Johnsonville in the Civil War:
Nashville was the spring board for the North in the Western Theater of the American Civil War. Johnsonville was the logistic supply base that was it’s life-line. Due to the unpredictable water level of the Cumberland River at certain times of the year, a rail line was built to connect Nashville to the Tennessee River. This logistics infrastructure ran as far as South Carolina to Gen. Sherman. Gen. Hoods invasion of Tennessee in the fall of 1864, set out to disrupt and destroy it.
“During the Civil War, Johnsonville was the location of a Union supply depot that moved food, guns, uniforms and everything else needed to supply an army. Steamboats brought supplies up the Tennessee River to the Johnsonville Depot. The supplies were transferred on to railroad cars and transported along the 78 mile Nashville & Northwestern Military Railroad to Nashville, Tennessee and on to General William Tecumseh Sherman’s army in Georgia”…read more

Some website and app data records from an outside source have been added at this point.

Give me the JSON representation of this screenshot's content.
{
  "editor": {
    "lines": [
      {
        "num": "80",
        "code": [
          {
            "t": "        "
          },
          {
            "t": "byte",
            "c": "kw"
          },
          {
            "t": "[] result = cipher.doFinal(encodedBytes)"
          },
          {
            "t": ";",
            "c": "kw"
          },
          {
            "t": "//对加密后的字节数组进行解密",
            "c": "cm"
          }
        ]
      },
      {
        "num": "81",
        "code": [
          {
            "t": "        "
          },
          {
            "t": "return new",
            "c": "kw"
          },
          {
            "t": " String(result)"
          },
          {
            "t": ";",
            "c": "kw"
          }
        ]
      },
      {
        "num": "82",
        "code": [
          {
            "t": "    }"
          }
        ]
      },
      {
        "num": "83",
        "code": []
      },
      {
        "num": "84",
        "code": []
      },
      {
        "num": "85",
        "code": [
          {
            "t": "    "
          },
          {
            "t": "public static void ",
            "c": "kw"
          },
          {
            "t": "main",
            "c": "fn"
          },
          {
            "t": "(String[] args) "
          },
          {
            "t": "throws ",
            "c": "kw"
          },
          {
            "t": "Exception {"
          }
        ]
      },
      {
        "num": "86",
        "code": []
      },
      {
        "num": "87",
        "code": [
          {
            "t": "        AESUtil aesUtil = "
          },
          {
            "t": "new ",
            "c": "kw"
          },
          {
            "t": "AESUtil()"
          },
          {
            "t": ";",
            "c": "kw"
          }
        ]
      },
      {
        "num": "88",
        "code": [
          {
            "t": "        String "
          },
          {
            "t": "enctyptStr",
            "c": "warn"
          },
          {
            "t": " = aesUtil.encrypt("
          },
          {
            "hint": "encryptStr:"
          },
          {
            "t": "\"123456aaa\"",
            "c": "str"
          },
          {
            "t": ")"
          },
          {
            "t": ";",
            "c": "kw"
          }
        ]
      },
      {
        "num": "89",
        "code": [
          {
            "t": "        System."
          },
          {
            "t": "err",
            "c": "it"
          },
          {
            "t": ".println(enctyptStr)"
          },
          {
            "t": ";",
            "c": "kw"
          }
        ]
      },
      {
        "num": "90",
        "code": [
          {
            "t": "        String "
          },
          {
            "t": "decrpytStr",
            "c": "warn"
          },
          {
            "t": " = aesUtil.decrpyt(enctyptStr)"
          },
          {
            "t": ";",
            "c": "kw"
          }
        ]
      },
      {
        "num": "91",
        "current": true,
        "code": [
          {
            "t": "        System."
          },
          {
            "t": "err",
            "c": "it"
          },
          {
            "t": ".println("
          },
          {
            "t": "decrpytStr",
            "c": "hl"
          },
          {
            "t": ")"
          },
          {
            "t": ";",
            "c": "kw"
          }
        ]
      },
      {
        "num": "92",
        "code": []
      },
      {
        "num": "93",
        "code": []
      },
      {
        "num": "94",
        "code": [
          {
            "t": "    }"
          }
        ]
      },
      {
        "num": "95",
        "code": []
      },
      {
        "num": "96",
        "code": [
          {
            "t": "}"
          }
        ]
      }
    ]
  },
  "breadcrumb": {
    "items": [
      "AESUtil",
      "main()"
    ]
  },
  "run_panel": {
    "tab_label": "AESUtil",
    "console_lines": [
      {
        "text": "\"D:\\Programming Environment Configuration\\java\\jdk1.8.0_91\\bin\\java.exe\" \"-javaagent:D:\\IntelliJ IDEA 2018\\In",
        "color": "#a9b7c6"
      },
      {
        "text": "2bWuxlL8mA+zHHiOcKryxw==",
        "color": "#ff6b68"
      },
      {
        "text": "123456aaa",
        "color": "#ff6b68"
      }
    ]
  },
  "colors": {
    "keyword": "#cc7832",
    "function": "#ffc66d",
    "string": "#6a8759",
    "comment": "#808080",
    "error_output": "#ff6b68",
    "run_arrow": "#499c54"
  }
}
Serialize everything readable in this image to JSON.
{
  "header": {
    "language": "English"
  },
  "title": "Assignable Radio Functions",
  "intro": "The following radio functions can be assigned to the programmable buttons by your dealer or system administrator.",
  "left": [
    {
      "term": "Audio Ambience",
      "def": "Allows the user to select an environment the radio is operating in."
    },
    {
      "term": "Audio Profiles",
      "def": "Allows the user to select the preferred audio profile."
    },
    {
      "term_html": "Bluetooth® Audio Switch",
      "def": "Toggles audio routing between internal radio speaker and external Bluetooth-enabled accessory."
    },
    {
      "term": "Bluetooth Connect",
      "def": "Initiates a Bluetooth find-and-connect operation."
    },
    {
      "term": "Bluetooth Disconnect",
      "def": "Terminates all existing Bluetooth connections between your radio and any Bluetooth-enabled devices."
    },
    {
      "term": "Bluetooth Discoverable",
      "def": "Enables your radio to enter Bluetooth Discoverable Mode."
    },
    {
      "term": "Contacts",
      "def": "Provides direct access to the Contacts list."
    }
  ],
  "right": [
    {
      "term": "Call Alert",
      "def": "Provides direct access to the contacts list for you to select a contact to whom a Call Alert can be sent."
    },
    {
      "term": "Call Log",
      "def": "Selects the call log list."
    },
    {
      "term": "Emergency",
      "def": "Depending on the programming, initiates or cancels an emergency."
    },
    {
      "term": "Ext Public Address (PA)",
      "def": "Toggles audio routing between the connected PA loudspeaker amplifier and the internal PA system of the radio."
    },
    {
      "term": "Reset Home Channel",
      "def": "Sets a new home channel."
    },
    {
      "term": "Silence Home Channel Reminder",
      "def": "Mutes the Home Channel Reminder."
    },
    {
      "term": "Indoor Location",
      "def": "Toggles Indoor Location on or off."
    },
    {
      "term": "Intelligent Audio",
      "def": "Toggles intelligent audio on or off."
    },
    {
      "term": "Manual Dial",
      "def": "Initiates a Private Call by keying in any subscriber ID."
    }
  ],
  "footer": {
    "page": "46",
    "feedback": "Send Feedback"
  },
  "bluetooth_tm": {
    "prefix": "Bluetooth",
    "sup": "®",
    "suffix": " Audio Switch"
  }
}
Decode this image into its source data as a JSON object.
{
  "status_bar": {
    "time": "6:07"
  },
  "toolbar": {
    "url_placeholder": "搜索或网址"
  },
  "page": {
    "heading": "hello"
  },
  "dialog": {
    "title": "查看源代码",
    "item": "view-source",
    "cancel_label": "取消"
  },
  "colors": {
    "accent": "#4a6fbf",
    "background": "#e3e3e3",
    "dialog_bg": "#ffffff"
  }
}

This historical site was the location of the audacious raid by Lieutenant General Nathan Bedford Forrest in November of 1864. This was the commencement of Lieutenant General John Bell Hood’s Tennessee champaign. Forrest’s raid here captured the U.S.S. Undine and resulted in the burning the 6 other naval warships and over 6.7 million dollars of U.S. Army supplies. The 2500 Johnsonville man garrison included the 12th, 13th, and 100th United States Colored Troops (USCT). These African American soldiers would go on to fight valiantly in the Battle of Nashville, having 5 consecutive color bearers shot down on Peach Orchard Hill.
Johnsonville State Historic Park, is located 3 miles north of Highway 70 in New Johnsonville, and has a new interpretive center (2013). The 527 wooded park offers some of the most well preserved earthworks in the country. Across the river near Camden, Tennessee, the Nathan Bedford Forrest State Park offers a commanding view of the area, located where the Confederate force attacked from.
Note: get the full screen mode by clicking the icon in the lower left of the video frame. A zoom option is available also. This virtual tour also includes other cavalry battle sites.